By ADAM LAPIERRE
News staff writer
March 1, 2006
Friday night was senior night and the last game of the season for the Hood River Valley boys’ basketball team. For Tim Chance, Mark Oppenheimer and Travis Moore, the game would be their last as Eagles on the HRVHS hardwood. And as the three seniors stepped onto the floor in a pre-game ceremony, the essence of the boys’ season was revealed: It was a growing year.
The game would end in a dismal 48-31 loss to the Intermountain Conference (IMC) number-three team, the Redmond Panthers, leaving the Eagles with a 4-12 league record; good enough for a tie with Summit High School for second to last in the conference. Chance led the seniors with six points; Oppenheimer had three and Moore had two in one of the lowest-scoring games for all three.
“Our guys were a close knit group and it was fun to watch them come together and share the experience,” Coach Phil Vesel said. “Being on a team should be special because you are part of something bigger than yourself … All three of our seniors gave themselves up for the program and I am proud of their effort. Tim was a great senior captain for us and I was pleased with his effort day in and day out. Mark surpassed my expectations for him this season. He became a solid perimeter player and he made the big threes against The Dalles, which saved us that night. And Travis is the kind of kid every parent would want. He is a great student and a hard worker.”
On the upside of Friday night’s loss, only three seniors gave flowers to their parents at half-court. Last year the crowd said adieu to seven seniors, four of whom were on the starting lineup. And in the transition from losing an entire lineup to building another, the boys managed only one league win less than last season.
“This season was a building year for us,” Vesel commented. “We were inexperienced from the beginning, especially at the guard positions. We struggled at times with our discipline and our ability to play every possession, but I believe we improved as the year progressed. Overall, I know we got better and I know our kids learned a lot about what it takes to be successful.”
This year’s game reports read similarly throughout the team’s streaks of losses: ‘The boys struggled to execute; they didn’t take good care of the ball; they played close but couldn’t finish strong in the end.’ When the team put those three elements together well, they played solid ball, and they won games; when they did not, they lost by 12, 15, 23, even 47 points.
“I think the most difficult part was the realization of our younger players that they had fundamental
weaknesses in their games and that it is difficult to change in the middle of a season,” Vesel said. “The biggest thing our team was able to accomplish was learning what it means to be a varsity player. The game is much more than shooting baskets and I think our guys understand that now. The next step will be for them to work on their weaknesses during the off season. Larry Bird said it best: ‘Players are made in the off-season.’”
And the Eagles will have plenty of off-season opportunities this year, as summer basketball is big-time in Oregon. According to Vesel, most 4A varsity programs in the state participate in summer leagues and camps. Teams play as many as 40 games every summer, which gives players invaluable experience and opportunities to develop together in a different forum than they experience during the season.

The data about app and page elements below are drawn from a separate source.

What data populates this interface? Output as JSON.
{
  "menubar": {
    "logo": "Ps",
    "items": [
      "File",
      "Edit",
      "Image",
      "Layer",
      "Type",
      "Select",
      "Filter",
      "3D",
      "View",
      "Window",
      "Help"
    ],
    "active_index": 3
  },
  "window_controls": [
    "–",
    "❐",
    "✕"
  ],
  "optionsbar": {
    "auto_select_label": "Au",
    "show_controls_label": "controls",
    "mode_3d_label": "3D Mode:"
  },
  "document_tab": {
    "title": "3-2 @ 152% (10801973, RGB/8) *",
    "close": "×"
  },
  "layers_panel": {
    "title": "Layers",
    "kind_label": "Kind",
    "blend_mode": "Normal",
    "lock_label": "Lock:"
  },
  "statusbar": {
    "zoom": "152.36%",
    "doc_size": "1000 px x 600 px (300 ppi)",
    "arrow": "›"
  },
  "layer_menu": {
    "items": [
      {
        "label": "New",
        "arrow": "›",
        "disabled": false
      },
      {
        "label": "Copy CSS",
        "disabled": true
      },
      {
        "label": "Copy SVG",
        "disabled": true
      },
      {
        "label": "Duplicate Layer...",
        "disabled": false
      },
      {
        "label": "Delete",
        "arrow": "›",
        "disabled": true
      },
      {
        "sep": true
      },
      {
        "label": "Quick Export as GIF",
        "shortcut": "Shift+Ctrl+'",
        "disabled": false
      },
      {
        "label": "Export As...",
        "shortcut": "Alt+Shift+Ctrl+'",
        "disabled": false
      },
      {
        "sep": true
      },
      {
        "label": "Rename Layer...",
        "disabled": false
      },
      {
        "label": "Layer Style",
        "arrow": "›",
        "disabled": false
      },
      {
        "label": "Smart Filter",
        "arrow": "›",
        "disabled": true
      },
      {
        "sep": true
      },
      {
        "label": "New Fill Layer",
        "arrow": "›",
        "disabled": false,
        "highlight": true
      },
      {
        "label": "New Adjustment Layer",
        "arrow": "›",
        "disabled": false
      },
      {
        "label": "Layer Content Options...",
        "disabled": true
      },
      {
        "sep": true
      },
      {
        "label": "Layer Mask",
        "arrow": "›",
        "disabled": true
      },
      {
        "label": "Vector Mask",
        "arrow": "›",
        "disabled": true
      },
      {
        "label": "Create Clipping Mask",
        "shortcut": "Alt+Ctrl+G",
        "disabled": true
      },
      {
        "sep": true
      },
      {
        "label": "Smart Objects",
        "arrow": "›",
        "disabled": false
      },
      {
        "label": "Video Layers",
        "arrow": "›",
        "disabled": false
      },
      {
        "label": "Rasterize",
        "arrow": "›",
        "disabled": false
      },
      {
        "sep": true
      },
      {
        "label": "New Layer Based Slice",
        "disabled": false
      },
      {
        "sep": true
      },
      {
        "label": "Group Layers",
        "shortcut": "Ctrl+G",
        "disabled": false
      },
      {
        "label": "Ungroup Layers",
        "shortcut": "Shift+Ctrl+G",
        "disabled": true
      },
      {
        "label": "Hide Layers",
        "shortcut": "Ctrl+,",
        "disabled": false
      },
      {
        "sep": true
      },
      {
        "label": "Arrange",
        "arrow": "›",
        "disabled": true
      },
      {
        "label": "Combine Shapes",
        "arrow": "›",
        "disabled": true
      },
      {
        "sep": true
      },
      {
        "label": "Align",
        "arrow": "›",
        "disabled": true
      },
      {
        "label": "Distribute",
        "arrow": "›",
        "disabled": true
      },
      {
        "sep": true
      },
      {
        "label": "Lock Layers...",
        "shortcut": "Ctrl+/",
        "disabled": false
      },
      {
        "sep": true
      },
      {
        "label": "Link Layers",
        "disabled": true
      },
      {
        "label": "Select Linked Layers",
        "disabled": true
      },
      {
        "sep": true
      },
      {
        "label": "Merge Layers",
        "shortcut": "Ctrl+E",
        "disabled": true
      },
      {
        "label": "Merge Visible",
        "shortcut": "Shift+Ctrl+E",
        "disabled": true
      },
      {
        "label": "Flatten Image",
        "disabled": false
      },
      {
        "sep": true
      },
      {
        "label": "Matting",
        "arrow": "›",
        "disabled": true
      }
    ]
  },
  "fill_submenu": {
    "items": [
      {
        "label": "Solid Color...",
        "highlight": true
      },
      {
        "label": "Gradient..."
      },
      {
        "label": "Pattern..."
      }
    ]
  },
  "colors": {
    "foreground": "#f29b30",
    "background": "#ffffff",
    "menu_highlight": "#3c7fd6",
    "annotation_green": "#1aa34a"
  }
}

“Summer ball is important because it gives players opportunities to play against good competition and allows teams to grow and learn about themselves,” Vesel said. “It will be important for our younger guys to play because they will gain some experience playing against varsity level competition.”